“This collaboration builds upon Honda and GM’s strengths as leaders in hydrogen-fuel-cell technology,” GM Chairman and CEO Dan Akerson says in a statement. “We are convinced this is the best way to develop this important technology, which has the potential to help reduce the dependence on petroleum and establish sustainable mobility.”

Honda President and CEO Takanobu Ito says FCEVs represent the best zero-emission option, because range and refueling time is “as good as conventional gasoline cars.”

Plug-in EVs face the hurdle of limited range. Today’s models cannot travel more than 100 miles (160 km) without recharging. Recharging the cars can take hours. FCEVs, by comparison, can travel upwards of 400 miles (644 km) before requiring a few minutes of refueling. They emit only water vapor.

GM and Honda say they rank No.1 and No.2, respectively, in the number of patents filed related to the FCEV technology.

Sources say the two auto makers bring plenty of know-how to the table, although generally speaking Honda’s strength would be in manufacturing. GM’s expertise would be in the catalyst field, or putting the best chemistry together to create electricity from hydrogen.

Culturally, the two company believe they have a strong alignment between their teams. Both are powertrain-rooted companies.
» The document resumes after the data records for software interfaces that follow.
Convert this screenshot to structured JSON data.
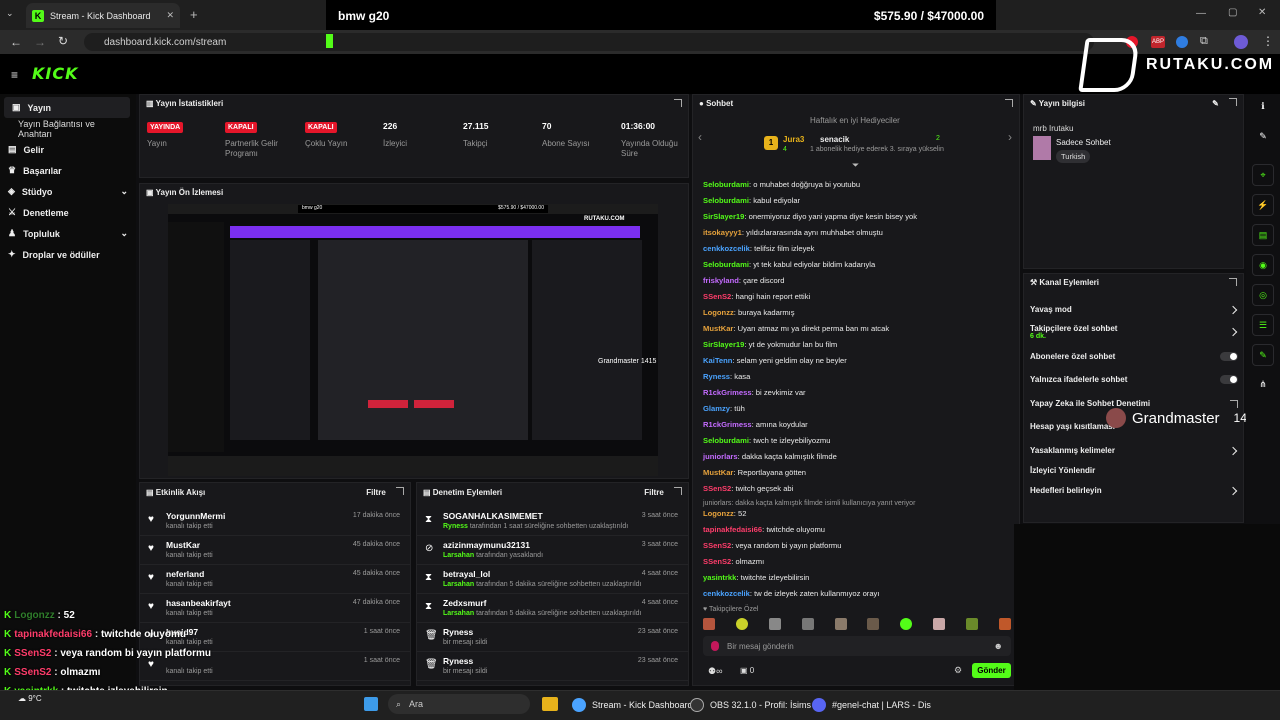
{
  "browser": {
    "tab_title": "Stream - Kick Dashboard",
    "url": "dashboard.kick.com/stream"
  },
  "overlay": {
    "stream_title": "bmw g20",
    "goal": "$575.90 / $47000.00",
    "brand": "RUTAKU.COM",
    "grandmaster": "Grandmaster",
    "grandmaster_num": "1415",
    "chat": [
      {
        "user": "Logonzz",
        "msg": "52",
        "color": "#2f7d2b"
      },
      {
        "user": "tapinakfedaisi66",
        "msg": "twitchde oluyomu",
        "color": "#ff3d6b"
      },
      {
        "user": "SSenS2",
        "msg": "veya random bi yayın platformu",
        "color": "#ff3d6b"
      },
      {
        "user": "SSenS2",
        "msg": "olmazmı",
        "color": "#ff3d6b"
      },
      {
        "user": "yasintrkk",
        "msg": "twitchte izleyebilirsin",
        "color": "#53fc18"
      },
      {
        "user": "cenkkozcelik",
        "msg": "tw de izleyek zaten kullanmıyoz orayı",
        "color": "#4aa3ff"
      }
    ]
  },
  "header": {
    "logo": "KICK"
  },
  "sidebar": {
    "items": [
      {
        "label": "Yayın",
        "icon": "video-icon"
      },
      {
        "label": "Yayın Bağlantısı ve Anahtarı",
        "icon": ""
      },
      {
        "label": "Gelir",
        "icon": "money-icon"
      },
      {
        "label": "Başarılar",
        "icon": "trophy-icon"
      },
      {
        "label": "Stüdyo",
        "icon": "studio-icon"
      },
      {
        "label": "Denetleme",
        "icon": "sword-icon"
      },
      {
        "label": "Topluluk",
        "icon": "community-icon"
      },
      {
        "label": "Droplar ve ödüller",
        "icon": "gift-icon"
      }
    ]
  },
  "stats": {
    "title": "Yayın İstatistikleri",
    "items": [
      {
        "value": "YAYINDA",
        "label": "Yayın",
        "badge": true
      },
      {
        "value": "KAPALI",
        "label": "Partnerlik Gelir Programı",
        "badge": true
      },
      {
        "value": "KAPALI",
        "label": "Çoklu Yayın",
        "badge": true
      },
      {
        "value": "226",
        "label": "İzleyici",
        "badge": false
      },
      {
        "value": "27.115",
        "label": "Takipçi",
        "badge": false
      },
      {
        "value": "70",
        "label": "Abone Sayısı",
        "badge": false
      },
      {
        "value": "01:36:00",
        "label": "Yayında Olduğu Süre",
        "badge": false
      }
    ]
  },
  "preview": {
    "title": "Yayın Ön İzlemesi"
  },
  "activity": {
    "title": "Etkinlik Akışı",
    "filter": "Filtre",
    "items": [
      {
        "name": "YorgunnMermi",
        "sub": "kanalı takip etti",
        "time": "17 dakika önce"
      },
      {
        "name": "MustKar",
        "sub": "kanalı takip etti",
        "time": "45 dakika önce"
      },
      {
        "name": "neferland",
        "sub": "kanalı takip etti",
        "time": "45 dakika önce"
      },
      {
        "name": "hasanbeakirfayt",
        "sub": "kanalı takip etti",
        "time": "47 dakika önce"
      },
      {
        "name": "bvoid97",
        "sub": "kanalı takip etti",
        "time": "1 saat önce"
      },
      {
        "name": "",
        "sub": "kanalı takip etti",
        "time": "1 saat önce"
      }
    ]
  },
  "moderation": {
    "title": "Denetim Eylemleri",
    "filter": "Filtre",
    "items": [
      {
        "name": "SOGANHALKASIMEMET",
        "actor": "Ryness",
        "sub": "tarafından 1 saat süreliğine sohbetten uzaklaştırıldı",
        "time": "3 saat önce",
        "icon": "hourglass-icon"
      },
      {
        "name": "azizinmaymunu32131",
        "actor": "Larsahan",
        "sub": "tarafından yasaklandı",
        "time": "3 saat önce",
        "icon": "ban-icon"
      },
      {
        "name": "betrayal_lol",
        "actor": "Larsahan",
        "sub": "tarafından 5 dakika süreliğine sohbetten uzaklaştırıldı",
        "time": "4 saat önce",
        "icon": "hourglass-icon"
      },
      {
        "name": "Zedxsmurf",
        "actor": "Larsahan",
        "sub": "tarafından 5 dakika süreliğine sohbetten uzaklaştırıldı",
        "time": "4 saat önce",
        "icon": "hourglass-icon"
      },
      {
        "name": "Ryness",
        "actor": "",
        "sub": "bir mesajı sildi",
        "time": "23 saat önce",
        "icon": "trash-icon"
      },
      {
        "name": "Ryness",
        "actor": "",
        "sub": "bir mesajı sildi",
        "time": "23 saat önce",
        "icon": "trash-icon"
      }
    ]
  },
  "chat": {
    "title": "Sohbet",
    "gifter_heading": "Haftalık en iyi Hediyeciler",
    "gifter1": {
      "name": "Jura3",
      "count": "4",
      "rank": "1"
    },
    "gifter2": {
      "name": "senacik",
      "count": "2",
      "note": "1 abonelik hediye ederek 3. sıraya yükselin"
    },
    "messages": [
      {
        "user": "Seloburdami",
        "msg": "o muhabet doğğruya bi youtubu",
        "color": "#53fc18"
      },
      {
        "user": "Seloburdami",
        "msg": "kabul ediyolar",
        "color": "#53fc18"
      },
      {
        "user": "SirSlayer19",
        "msg": "onermiyoruz diyo yani yapma diye kesin bisey yok",
        "color": "#53fc18"
      },
      {
        "user": "itsokayyy1",
        "msg": "yıldızlararasında aynı muhhabet olmuştu",
        "color": "#e6a23c"
      },
      {
        "user": "cenkkozcelik",
        "msg": "telifsiz film izleyek",
        "color": "#4aa3ff"
      },
      {
        "user": "Seloburdami",
        "msg": "yt tek kabul ediyolar bildim kadarıyla",
        "color": "#53fc18"
      },
      {
        "user": "friskyland",
        "msg": "çare discord",
        "color": "#c46bff"
      },
      {
        "user": "SSenS2",
        "msg": "hangi hain report ettiki",
        "color": "#ff3d6b"
      },
      {
        "user": "Logonzz",
        "msg": "buraya kadarmış",
        "color": "#e6a23c"
      },
      {
        "user": "MustKar",
        "msg": "Uyarı atmaz mı ya direkt perma ban mı atcak",
        "color": "#e6a23c"
      },
      {
        "user": "SirSlayer19",
        "msg": "yt de yokmudur lan bu film",
        "color": "#53fc18"
      },
      {
        "user": "KaiTenn",
        "msg": "selam yeni geldim olay ne beyler",
        "color": "#4aa3ff"
      },
      {
        "user": "Ryness",
        "msg": "kasa",
        "color": "#4aa3ff"
      },
      {
        "user": "R1ckGrimess",
        "msg": "bi zevkimiz var",
        "color": "#c46bff"
      },
      {
        "user": "Glamzy",
        "msg": "tüh",
        "color": "#4aa3ff"
      },
      {
        "user": "R1ckGrimess",
        "msg": "amına koydular",
        "color": "#c46bff"
      },
      {
        "user": "Seloburdami",
        "msg": "twch te izleyebiliyozmu",
        "color": "#53fc18"
      },
      {
        "user": "juniorlars",
        "msg": "dakka kaçta kalmıştık filmde",
        "color": "#c46bff"
      },
      {
        "user": "MustKar",
        "msg": "Reportlayana götten",
        "color": "#e6a23c"
      },
      {
        "user": "SSenS2",
        "msg": "twitch geçsek abi",
        "color": "#ff3d6b"
      }
    ],
    "reply_note": "juniorlars: dakka kaçta kalmıştık filmde isimli kullanıcıya yanıt veriyor",
    "messages2": [
      {
        "user": "Logonzz",
        "msg": "52",
        "color": "#e6a23c"
      },
      {
        "user": "tapinakfedaisi66",
        "msg": "twitchde oluyomu",
        "color": "#ff3d6b"
      },
      {
        "user": "SSenS2",
        "msg": "veya random bi yayın platformu",
        "color": "#ff3d6b"
      },
      {
        "user": "SSenS2",
        "msg": "olmazmı",
        "color": "#ff3d6b"
      },
      {
        "user": "yasintrkk",
        "msg": "twitchte izleyebilirsin",
        "color": "#53fc18"
      },
      {
        "user": "cenkkozcelik",
        "msg": "tw de izleyek zaten kullanmıyoz orayı",
        "color": "#4aa3ff"
      }
    ],
    "followers_only": "Takipçilere Özel",
    "input_placeholder": "Bir mesaj gönderin",
    "count": "0",
    "send": "Gönder"
  },
  "info": {
    "title": "Yayın bilgisi",
    "stream_title": "mrb Irutaku",
    "category": "Sadece Sohbet",
    "tag": "Turkish"
  },
  "channel_actions": {
    "title": "Kanal Eylemleri",
    "items": [
      {
        "label": "Yavaş mod",
        "sub": "",
        "control": "chevron"
      },
      {
        "label": "Takipçilere özel sohbet",
        "sub": "6 dk.",
        "control": "chevron"
      },
      {
        "label": "Abonelere özel sohbet",
        "sub": "",
        "control": "toggle"
      },
      {
        "label": "Yalnızca ifadelerle sohbet",
        "sub": "",
        "control": "toggle"
      },
      {
        "label": "Yapay Zeka ile Sohbet Denetimi",
        "sub": "",
        "control": "link"
      },
      {
        "label": "Hesap yaşı kısıtlaması",
        "sub": "",
        "control": "chevron"
      },
      {
        "label": "Yasaklanmış kelimeler",
        "sub": "",
        "control": "chevron"
      },
      {
        "label": "İzleyici Yönlendir",
        "sub": "",
        "control": "none"
      },
      {
        "label": "Hedefleri belirleyin",
        "sub": "",
        "control": "chevron"
      }
    ]
  },
  "taskbar": {
    "weather": "9°C",
    "search": "Ara",
    "apps": [
      "Stream - Kick Dashboard",
      "OBS 32.1.0 - Profil: İsims",
      "#genel-chat | LARS - Dis"
    ]
  },
  "colors": {
    "accent": "#53fc18",
    "live": "#e5162a",
    "panel": "#18181b"
  }
}
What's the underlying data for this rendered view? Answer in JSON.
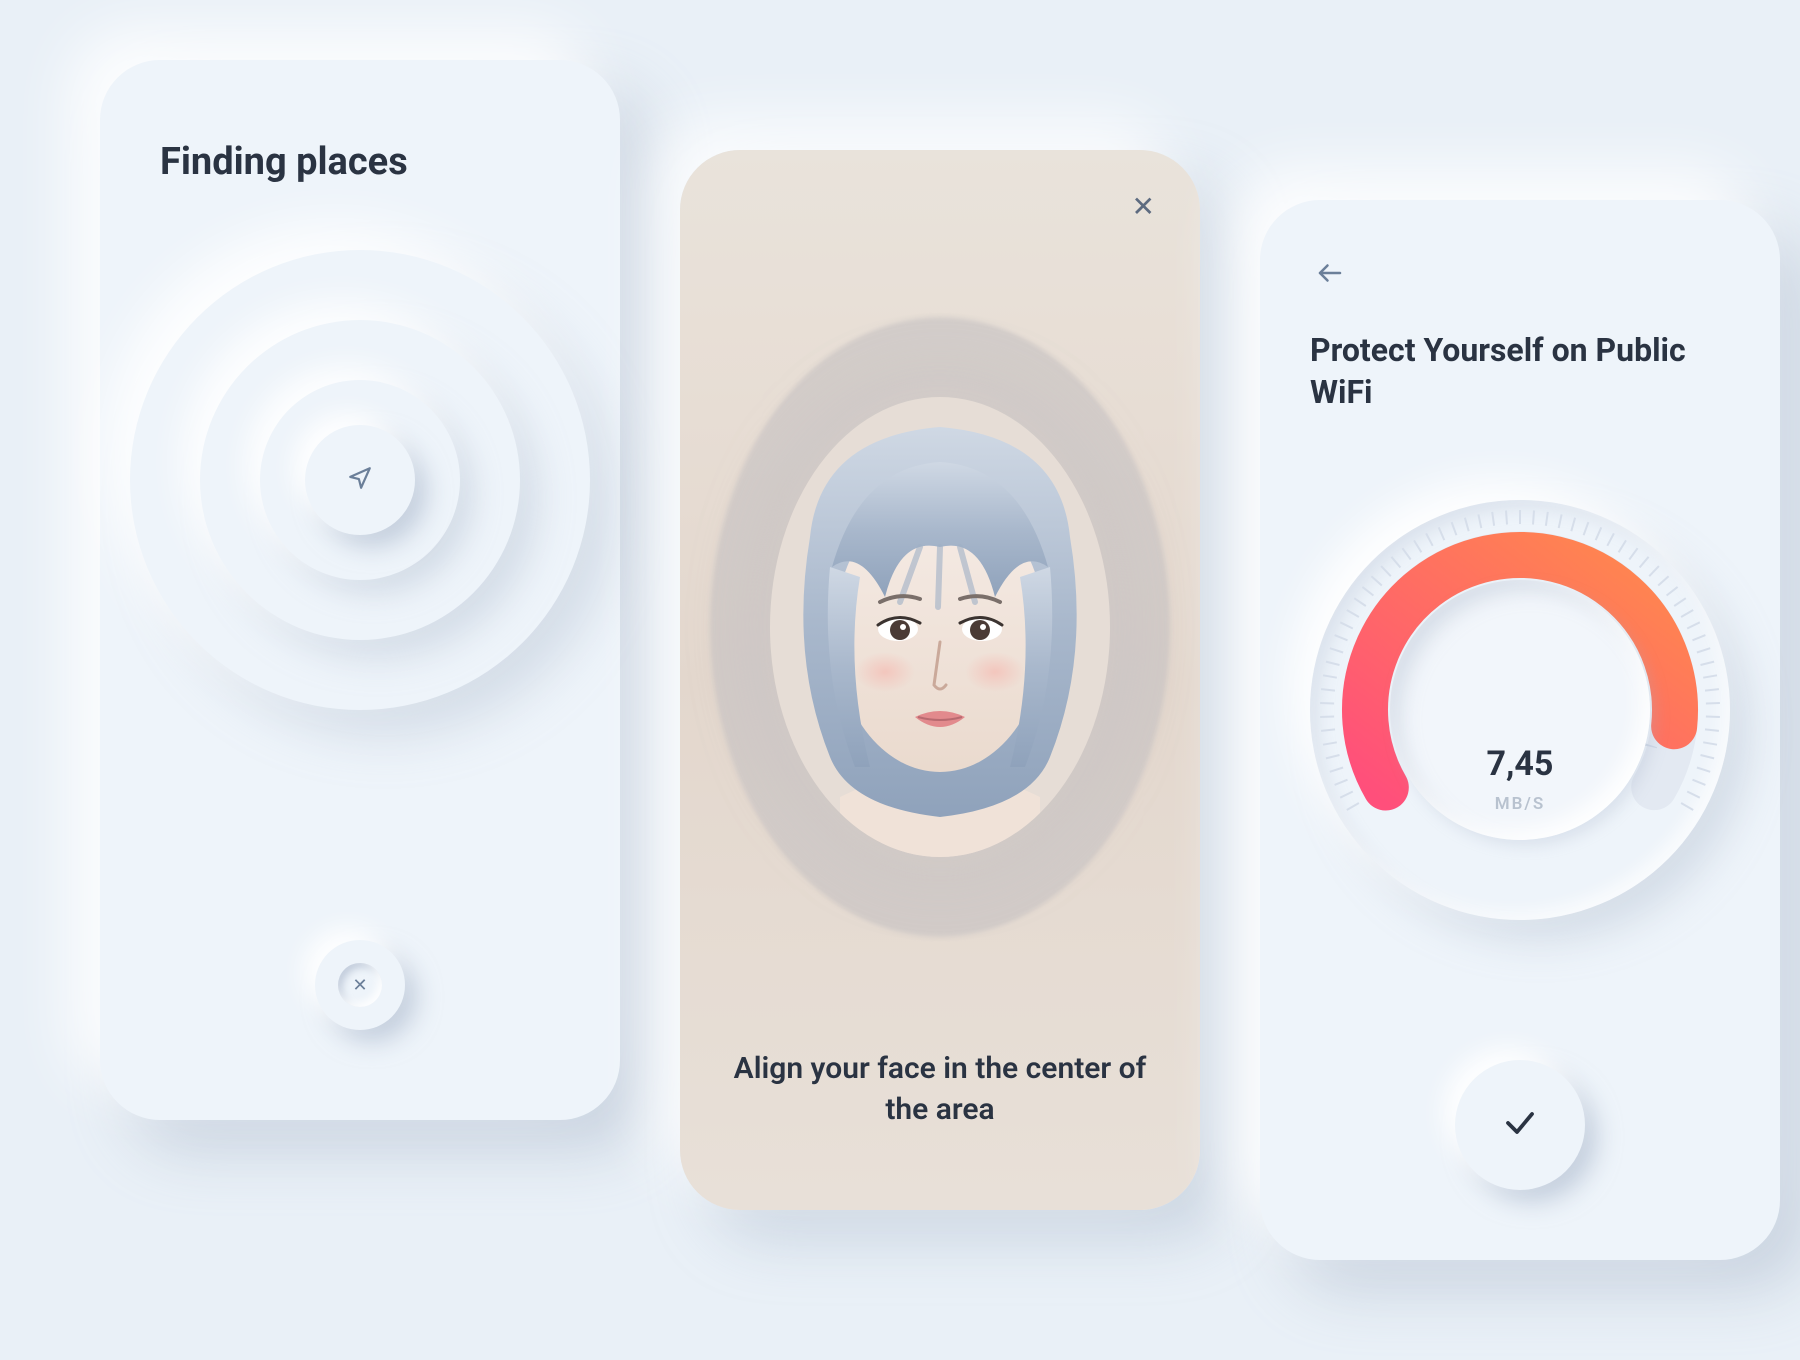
{
  "places": {
    "title": "Finding places",
    "locate_icon": "location-arrow",
    "cancel_icon": "close"
  },
  "face": {
    "close_icon": "close",
    "caption": "Align your face in the center of the area"
  },
  "wifi": {
    "back_icon": "arrow-left",
    "title": "Protect Yourself on Public WiFi",
    "speed_value": "7,45",
    "speed_unit": "MB/S",
    "confirm_icon": "check"
  },
  "chart_data": {
    "type": "gauge",
    "title": "Protect Yourself on Public WiFi",
    "value": 7.45,
    "unit": "MB/S",
    "min": 0,
    "max": 10,
    "arc_start_deg": -210,
    "arc_end_deg": 30,
    "needle_deg": 15,
    "fill_fraction": 0.9,
    "gradient": [
      "#ff4f7b",
      "#ff8a4c"
    ],
    "ticks": 60
  }
}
The master agreement between GM and Honda comes as FCEVs are experiencing a bit of a rebirth. The technology was a darling in the industry a decade ago, but important policies, funding and research from the U.S. government shifted to battery-electric and plug-in hybrid vehicles.

FCEVs owe their resurgence to strict new fuel-economy and emissions regulations taking hold in global markets over the next few years. Auto makers selling in the U.S., for example, must achieve 54.5 mpg (4.3 L/100 km) by 2025.

The U.S. government also has taken a renewed interest in fostering development of the technology and an infrastructure. The Department of Energy earlier this year launched H2USA, a public-private partnership focused in part on growing the number of refueling stations to more than 100 within three to five years.

Other auto makers are collaborating on the technology as well. Ford, Daimler, and Renault-Nissan are working together on FCEVs, while Toyota and BMW have tied up on development. Those partnerships target the 2017 timeframe.

GM Vice Chairman Steve Girsky joins Honda Executive Vice President Tetsuo Iwamura in New York to announce the GM-Honda partnership. The auto makers chose the location because it best matched the executives’ itineraries.